— Your instructions —
Return the listing below exactly as it stands. Pictures stay out.

— Provided records —
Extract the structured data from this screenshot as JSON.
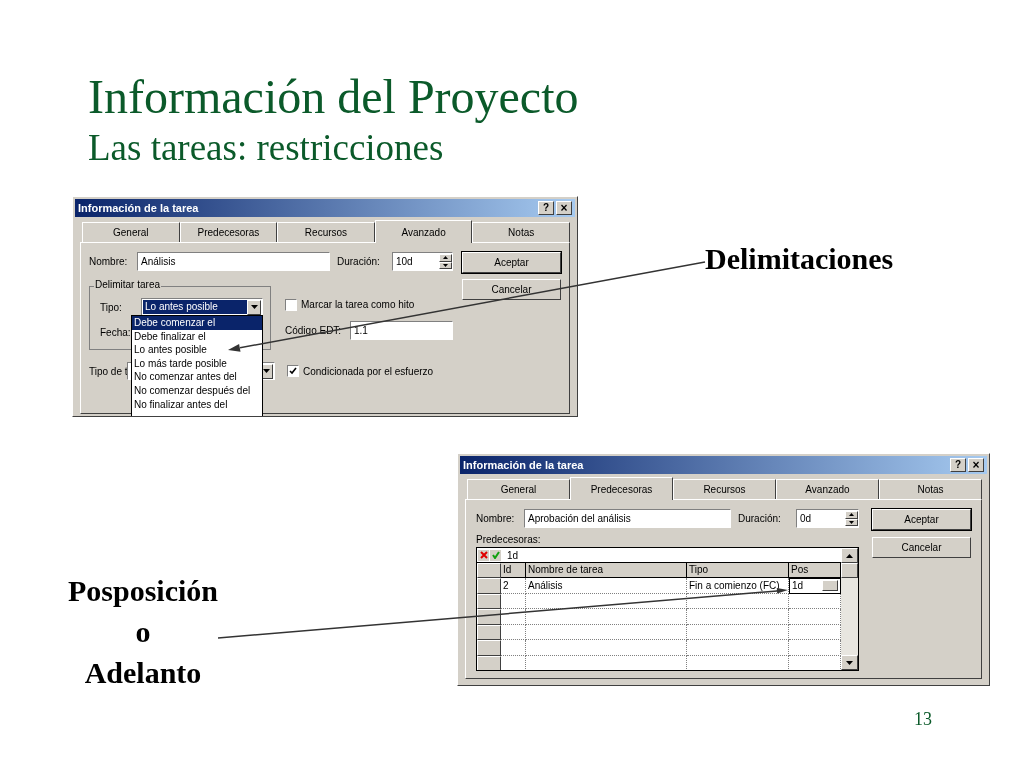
{
  "slide": {
    "title": "Información del Proyecto",
    "subtitle": "Las tareas: restricciones",
    "page_number": "13"
  },
  "callout_top": {
    "text": "Delimitaciones"
  },
  "callout_bottom": {
    "lines": [
      "Posposición",
      "o",
      "Adelanto"
    ]
  },
  "dialog_1": {
    "title": "Información de la tarea",
    "help": "?",
    "close": "×",
    "tabs": [
      {
        "label": "General",
        "selected": false
      },
      {
        "label": "Predecesoras",
        "selected": false
      },
      {
        "label": "Recursos",
        "selected": false
      },
      {
        "label": "Avanzado",
        "selected": true
      },
      {
        "label": "Notas",
        "selected": false
      }
    ],
    "name_label": "Nombre:",
    "name_value": "Análisis",
    "duration_label": "Duración:",
    "duration_value": "10d",
    "buttons": [
      "Aceptar",
      "Cancelar"
    ],
    "group_title": "Delimitar tarea",
    "type_label": "Tipo:",
    "type_value": "Lo antes posible",
    "date_label": "Fecha:",
    "dropdown_items": [
      {
        "label": "Debe comenzar el",
        "selected": true
      },
      {
        "label": "Debe finalizar el",
        "selected": false
      },
      {
        "label": "Lo antes posible",
        "selected": false
      },
      {
        "label": "Lo más tarde posible",
        "selected": false
      },
      {
        "label": "No comenzar antes del",
        "selected": false
      },
      {
        "label": "No comenzar después del",
        "selected": false
      },
      {
        "label": "No finalizar antes del",
        "selected": false
      }
    ],
    "milestone": {
      "label": "Marcar la tarea como hito",
      "checked": false
    },
    "wbs_label": "Código EDT:",
    "wbs_value": "1.1",
    "task_type_label": "Tipo de t",
    "effort": {
      "label": "Condicionada por el esfuerzo",
      "checked": true
    }
  },
  "dialog_2": {
    "title": "Información de la tarea",
    "help": "?",
    "close": "×",
    "tabs": [
      {
        "label": "General",
        "selected": false
      },
      {
        "label": "Predecesoras",
        "selected": true
      },
      {
        "label": "Recursos",
        "selected": false
      },
      {
        "label": "Avanzado",
        "selected": false
      },
      {
        "label": "Notas",
        "selected": false
      }
    ],
    "name_label": "Nombre:",
    "name_value": "Aprobación del análisis",
    "duration_label": "Duración:",
    "duration_value": "0d",
    "buttons": [
      "Aceptar",
      "Cancelar"
    ],
    "predecessors_label": "Predecesoras:",
    "entry_value": "1d",
    "columns": [
      "Id",
      "Nombre de tarea",
      "Tipo",
      "Pos"
    ],
    "rows": [
      [
        "2",
        "Análisis",
        "Fin a comienzo (FC)",
        "1d"
      ]
    ]
  }
}
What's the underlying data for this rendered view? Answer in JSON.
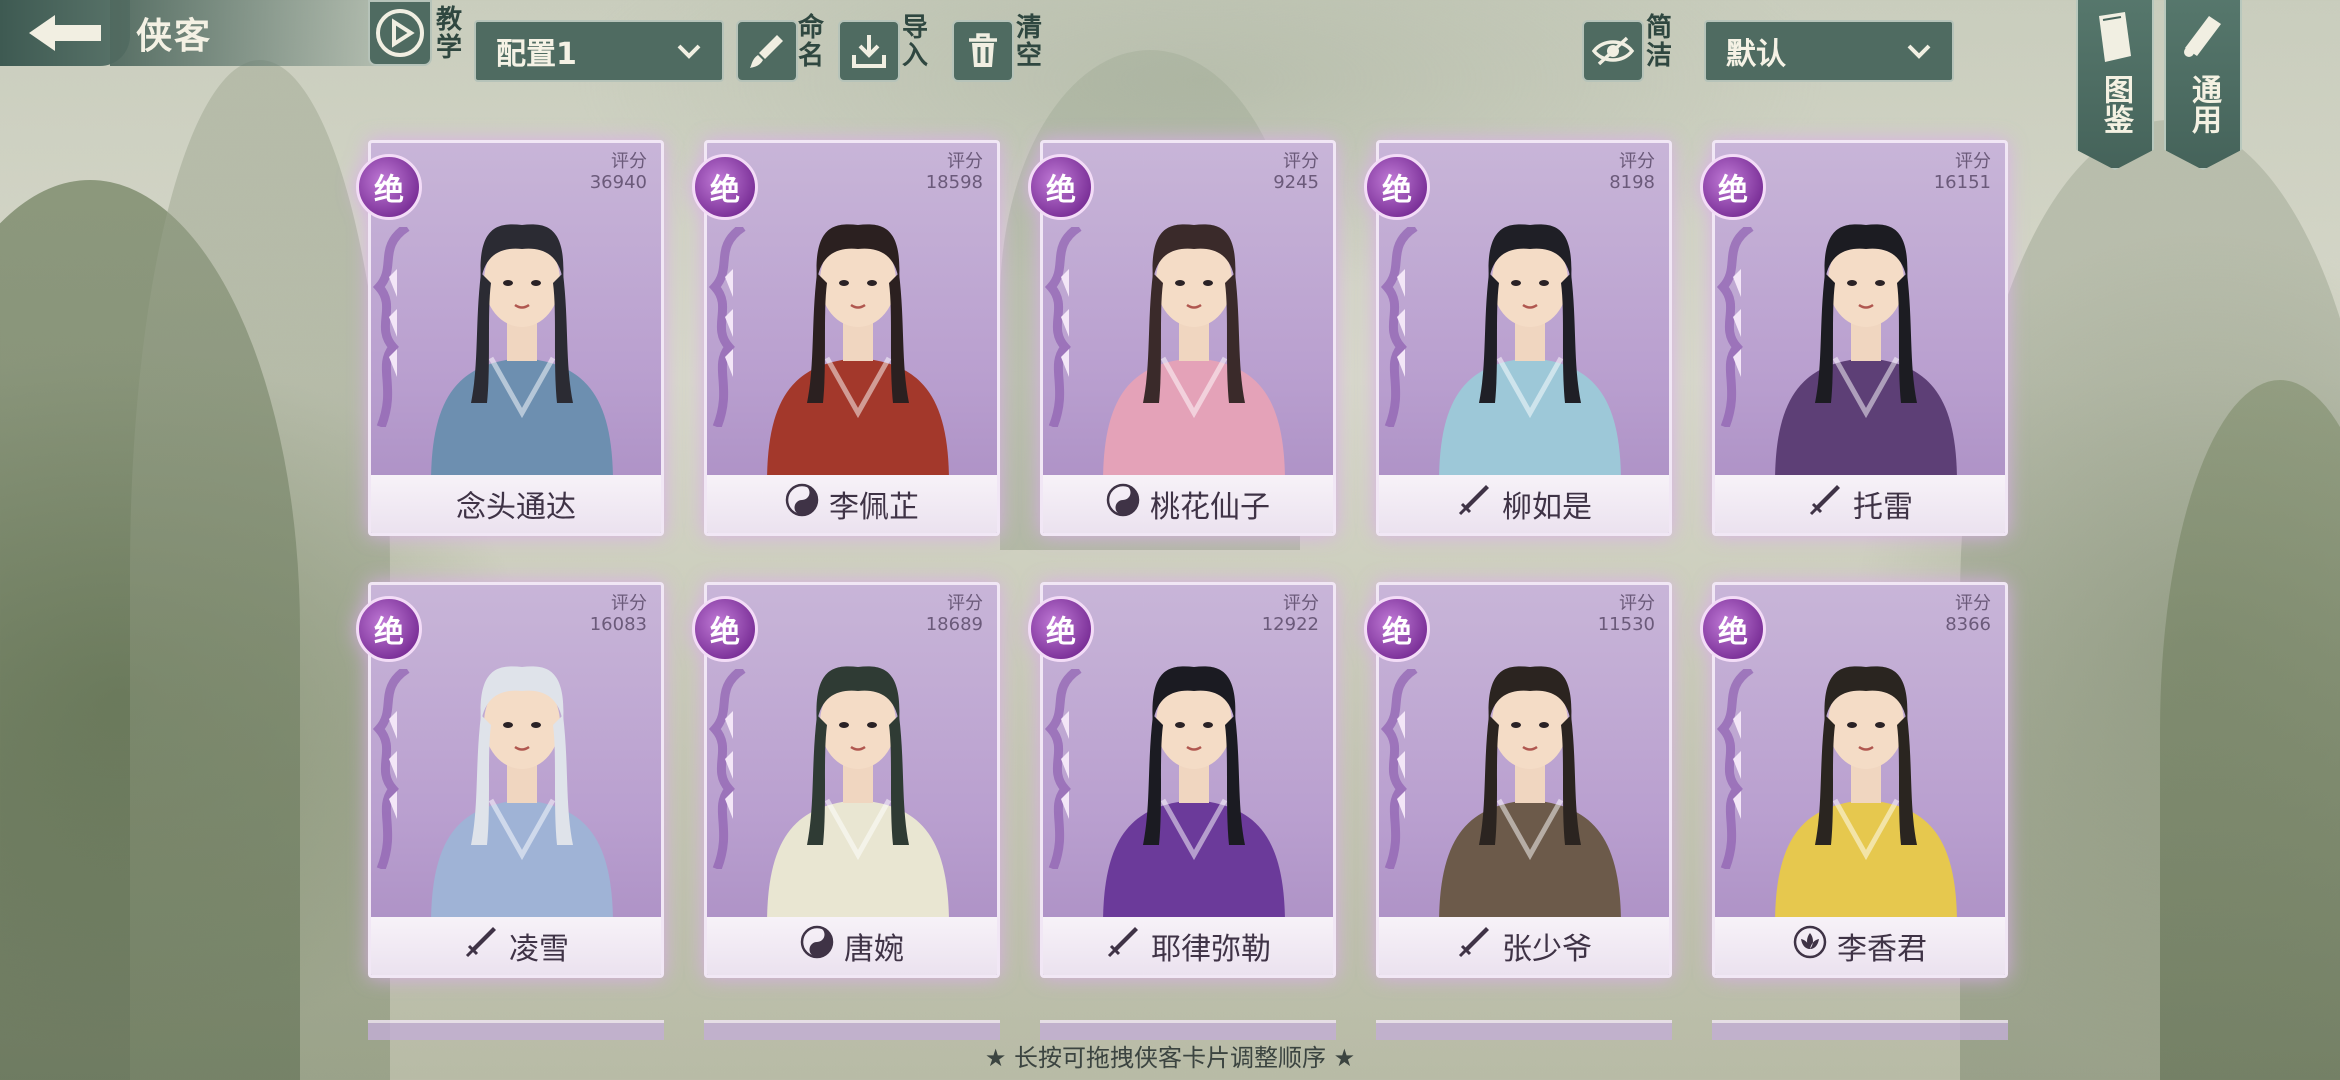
{
  "header": {
    "title": "侠客",
    "tutorial_label": "教学",
    "config_select": "配置1",
    "rename_label": "命名",
    "import_label": "导入",
    "clear_label": "清空",
    "simple_label": "简洁",
    "sort_select": "默认",
    "codex_label": "图鉴",
    "general_label": "通用"
  },
  "score_label": "评分",
  "grade_label": "绝",
  "cards": [
    {
      "name": "念头通达",
      "score": "36940",
      "faction_icon": "none",
      "colors": [
        "#6d8fb0",
        "#2b2b33"
      ]
    },
    {
      "name": "李佩芷",
      "score": "18598",
      "faction_icon": "taiji-icon",
      "colors": [
        "#a3382b",
        "#2b2020"
      ]
    },
    {
      "name": "桃花仙子",
      "score": "9245",
      "faction_icon": "taiji-icon",
      "colors": [
        "#e4a2b8",
        "#3a2a2a"
      ]
    },
    {
      "name": "柳如是",
      "score": "8198",
      "faction_icon": "sword-icon",
      "colors": [
        "#9dc8d8",
        "#1f1f26"
      ]
    },
    {
      "name": "托雷",
      "score": "16151",
      "faction_icon": "sword-icon",
      "colors": [
        "#5d3f76",
        "#1c1c22"
      ]
    },
    {
      "name": "凌雪",
      "score": "16083",
      "faction_icon": "sword-icon",
      "colors": [
        "#9fb3d6",
        "#dfe3ea"
      ]
    },
    {
      "name": "唐婉",
      "score": "18689",
      "faction_icon": "taiji-icon",
      "colors": [
        "#e9e6d2",
        "#2f3b34"
      ]
    },
    {
      "name": "耶律弥勒",
      "score": "12922",
      "faction_icon": "sword-icon",
      "colors": [
        "#6b3a9a",
        "#1b1b22"
      ]
    },
    {
      "name": "张少爷",
      "score": "11530",
      "faction_icon": "sword-icon",
      "colors": [
        "#6c5a4a",
        "#2b2420"
      ]
    },
    {
      "name": "李香君",
      "score": "8366",
      "faction_icon": "lotus-icon",
      "colors": [
        "#e6c84e",
        "#2a2520"
      ]
    }
  ],
  "hint": "★ 长按可拖拽侠客卡片调整顺序 ★"
}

— Response area —
Extract the structured data from this screenshot as JSON.
{
  "slide": {
    "title": "Información del Proyecto",
    "subtitle": "Las tareas: restricciones",
    "page_number": "13"
  },
  "callout_top": {
    "text": "Delimitaciones"
  },
  "callout_bottom": {
    "lines": [
      "Posposición",
      "o",
      "Adelanto"
    ]
  },
  "dialog_1": {
    "title": "Información de la tarea",
    "help": "?",
    "close": "×",
    "tabs": [
      {
        "label": "General",
        "selected": false
      },
      {
        "label": "Predecesoras",
        "selected": false
      },
      {
        "label": "Recursos",
        "selected": false
      },
      {
        "label": "Avanzado",
        "selected": true
      },
      {
        "label": "Notas",
        "selected": false
      }
    ],
    "name_label": "Nombre:",
    "name_value": "Análisis",
    "duration_label": "Duración:",
    "duration_value": "10d",
    "buttons": [
      "Aceptar",
      "Cancelar"
    ],
    "group_title": "Delimitar tarea",
    "type_label": "Tipo:",
    "type_value": "Lo antes posible",
    "date_label": "Fecha:",
    "dropdown_items": [
      {
        "label": "Debe comenzar el",
        "selected": true
      },
      {
        "label": "Debe finalizar el",
        "selected": false
      },
      {
        "label": "Lo antes posible",
        "selected": false
      },
      {
        "label": "Lo más tarde posible",
        "selected": false
      },
      {
        "label": "No comenzar antes del",
        "selected": false
      },
      {
        "label": "No comenzar después del",
        "selected": false
      },
      {
        "label": "No finalizar antes del",
        "selected": false
      }
    ],
    "milestone": {
      "label": "Marcar la tarea como hito",
      "checked": false
    },
    "wbs_label": "Código EDT:",
    "wbs_value": "1.1",
    "task_type_label": "Tipo de t",
    "effort": {
      "label": "Condicionada por el esfuerzo",
      "checked": true
    }
  },
  "dialog_2": {
    "title": "Información de la tarea",
    "help": "?",
    "close": "×",
    "tabs": [
      {
        "label": "General",
        "selected": false
      },
      {
        "label": "Predecesoras",
        "selected": true
      },
      {
        "label": "Recursos",
        "selected": false
      },
      {
        "label": "Avanzado",
        "selected": false
      },
      {
        "label": "Notas",
        "selected": false
      }
    ],
    "name_label": "Nombre:",
    "name_value": "Aprobación del análisis",
    "duration_label": "Duración:",
    "duration_value": "0d",
    "buttons": [
      "Aceptar",
      "Cancelar"
    ],
    "predecessors_label": "Predecesoras:",
    "entry_value": "1d",
    "columns": [
      "Id",
      "Nombre de tarea",
      "Tipo",
      "Pos"
    ],
    "rows": [
      [
        "2",
        "Análisis",
        "Fin a comienzo (FC)",
        "1d"
      ]
    ]
  }
}
What's the underlying data for this rendered view? Answer in JSON.
{
  "header": {
    "title": "侠客",
    "tutorial_label": "教学",
    "config_select": "配置1",
    "rename_label": "命名",
    "import_label": "导入",
    "clear_label": "清空",
    "simple_label": "简洁",
    "sort_select": "默认",
    "codex_label": "图鉴",
    "general_label": "通用"
  },
  "score_label": "评分",
  "grade_label": "绝",
  "cards": [
    {
      "name": "念头通达",
      "score": "36940",
      "faction_icon": "none",
      "colors": [
        "#6d8fb0",
        "#2b2b33"
      ]
    },
    {
      "name": "李佩芷",
      "score": "18598",
      "faction_icon": "taiji-icon",
      "colors": [
        "#a3382b",
        "#2b2020"
      ]
    },
    {
      "name": "桃花仙子",
      "score": "9245",
      "faction_icon": "taiji-icon",
      "colors": [
        "#e4a2b8",
        "#3a2a2a"
      ]
    },
    {
      "name": "柳如是",
      "score": "8198",
      "faction_icon": "sword-icon",
      "colors": [
        "#9dc8d8",
        "#1f1f26"
      ]
    },
    {
      "name": "托雷",
      "score": "16151",
      "faction_icon": "sword-icon",
      "colors": [
        "#5d3f76",
        "#1c1c22"
      ]
    },
    {
      "name": "凌雪",
      "score": "16083",
      "faction_icon": "sword-icon",
      "colors": [
        "#9fb3d6",
        "#dfe3ea"
      ]
    },
    {
      "name": "唐婉",
      "score": "18689",
      "faction_icon": "taiji-icon",
      "colors": [
        "#e9e6d2",
        "#2f3b34"
      ]
    },
    {
      "name": "耶律弥勒",
      "score": "12922",
      "faction_icon": "sword-icon",
      "colors": [
        "#6b3a9a",
        "#1b1b22"
      ]
    },
    {
      "name": "张少爷",
      "score": "11530",
      "faction_icon": "sword-icon",
      "colors": [
        "#6c5a4a",
        "#2b2420"
      ]
    },
    {
      "name": "李香君",
      "score": "8366",
      "faction_icon": "lotus-icon",
      "colors": [
        "#e6c84e",
        "#2a2520"
      ]
    }
  ],
  "hint": "★ 长按可拖拽侠客卡片调整顺序 ★"
}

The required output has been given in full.